Read-alikes: Readers who like well-rounded characters, clever heroines and men being convinced to fall in love in a Regency setting may enjoy The Ideal Wife by Mary Balogh. In this novel, Abigail Gardiner is looking for a job referral, as she’s had a bad turn of luck with her last job due to her opinionated ways. She visits her distant cousin and finds herself with a proposal from Miles Ripley, Earl of Severn. Ripley has been looking for an easy-to-manage girl that he can marry and send off to the country. Instead, he winds up with Abigail, who he comes to love over the course of the book. The Ideal Wife might also be good for readers who like tamer sex scenes. If Regency-era debuts, marriage, and strong minded girls make a book for you, you may want to read Cotillion by Georgette Heyer. The main character Kitty Charing convinces Freddy, her cousin who never plans to marry, to pretend to be engaged to her in order to make her real crush, Jack, jealous. Of course, Freddy winds up falling for Kitty and vice versa. The novel has many developed characters, plenty of humor and a medium pace. If you like Julia Quinn’s writing style, enjoy Regency romances and want a spicier read you may try Rebellious Love by Julie Garwood. An American girl who wasn’t raised with the stuffy Regency sensibilities, Caroline Richmond finds herself in England rescuing a dandy who has been attacked by thieves. When Jered Benton, the Duke of Bradford, arrives on the scene, he finds himself instantly in lust with Caroline. Caroline, however, finds herself in love with him and there begins the problem that is also visited in Quinn’s novel. Filled with humor, this book follows Caroline as she solves her friends’ love problems as well as her own. If you enjoyed the interaction between Olivia and Miranda in The Secret Diaries of Miss Miranda Cheever and would like a similar level of sensuality you might enjoy At the Bride Hunt Ball by Olivia Parker. Madelyn Haywood is invited to a bridal ball thrown by Gabriel Devine, Duke of Wolverest, in order to find his brother a wife. While she wants nothing to do with the scene, she is pressured by her step-mother into going. She also decides she would like to keep an eye on her best friend, Charlotte. Of course, Gabriel, who has sworn to never marry, falls for her and what follows is a fun and humorous romance. If you adore the Regency era and you’d like to know more about this section of history I might recommend An Elegant Madness: High Society in Regency England by Venetia Murray. This is an excellent source of information on the period, its high society and the numerous rules and intrigues.
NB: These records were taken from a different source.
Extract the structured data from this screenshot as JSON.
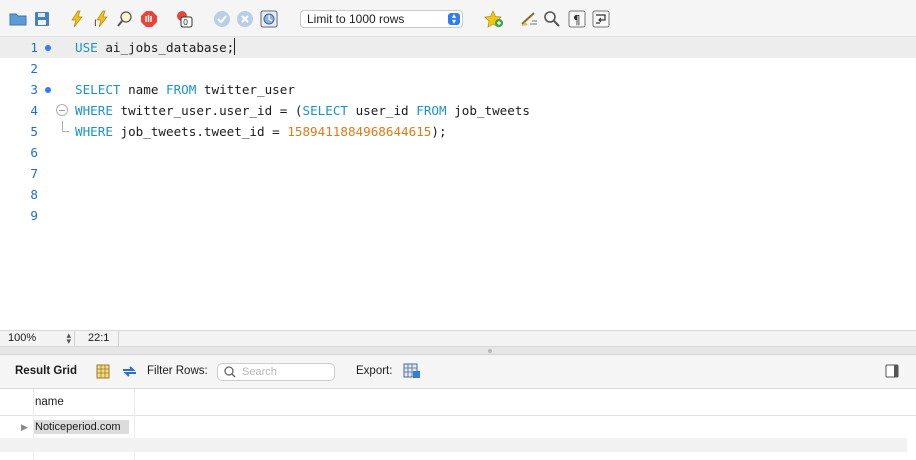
{
  "toolbar": {
    "icons": [
      "open-folder-icon",
      "save-icon",
      "execute-icon",
      "execute-current-icon",
      "explain-icon",
      "stop-icon",
      "stop-on-error-icon",
      "commit-icon",
      "rollback-icon",
      "autocommit-icon",
      "beautify-icon",
      "find-icon",
      "invisible-chars-icon",
      "wrap-icon"
    ],
    "limit_label": "Limit to 1000 rows"
  },
  "editor": {
    "lines": [
      {
        "num": "1",
        "text": "USE ai_jobs_database;"
      },
      {
        "num": "2",
        "text": ""
      },
      {
        "num": "3",
        "text": "SELECT name FROM twitter_user"
      },
      {
        "num": "4",
        "text": "WHERE twitter_user.user_id = (SELECT user_id FROM job_tweets"
      },
      {
        "num": "5",
        "text": "WHERE job_tweets.tweet_id = 1589411884968644615);"
      },
      {
        "num": "6",
        "text": ""
      },
      {
        "num": "7",
        "text": ""
      },
      {
        "num": "8",
        "text": ""
      },
      {
        "num": "9",
        "text": ""
      }
    ],
    "tokens": {
      "l1_kw": "USE",
      "l1_rest": " ai_jobs_database;",
      "l3_kw1": "SELECT",
      "l3_mid1": " name ",
      "l3_kw2": "FROM",
      "l3_rest": " twitter_user",
      "l4_kw1": "WHERE",
      "l4_mid1": " twitter_user.user_id = (",
      "l4_kw2": "SELECT",
      "l4_mid2": " user_id ",
      "l4_kw3": "FROM",
      "l4_rest": " job_tweets",
      "l5_kw1": "WHERE",
      "l5_mid1": " job_tweets.tweet_id = ",
      "l5_num": "1589411884968644615",
      "l5_rest": ");"
    }
  },
  "status": {
    "zoom": "100%",
    "cursor_position": "22:1"
  },
  "results": {
    "title": "Result Grid",
    "filter_label": "Filter Rows:",
    "search_placeholder": "Search",
    "export_label": "Export:",
    "columns": [
      "name"
    ],
    "rows": [
      [
        "Noticeperiod.com"
      ]
    ]
  },
  "colors": {
    "keyword": "#1b93c9",
    "number": "#e07a16",
    "line_number": "#1d6fd0",
    "accent": "#2f7cf6"
  }
}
This history book is easy to understand and quite humorous in places. It includes many letter and diary excerpts as well as images which help you get a feel for the period.
Red Flags: Explicit sex, some language, miscarriage.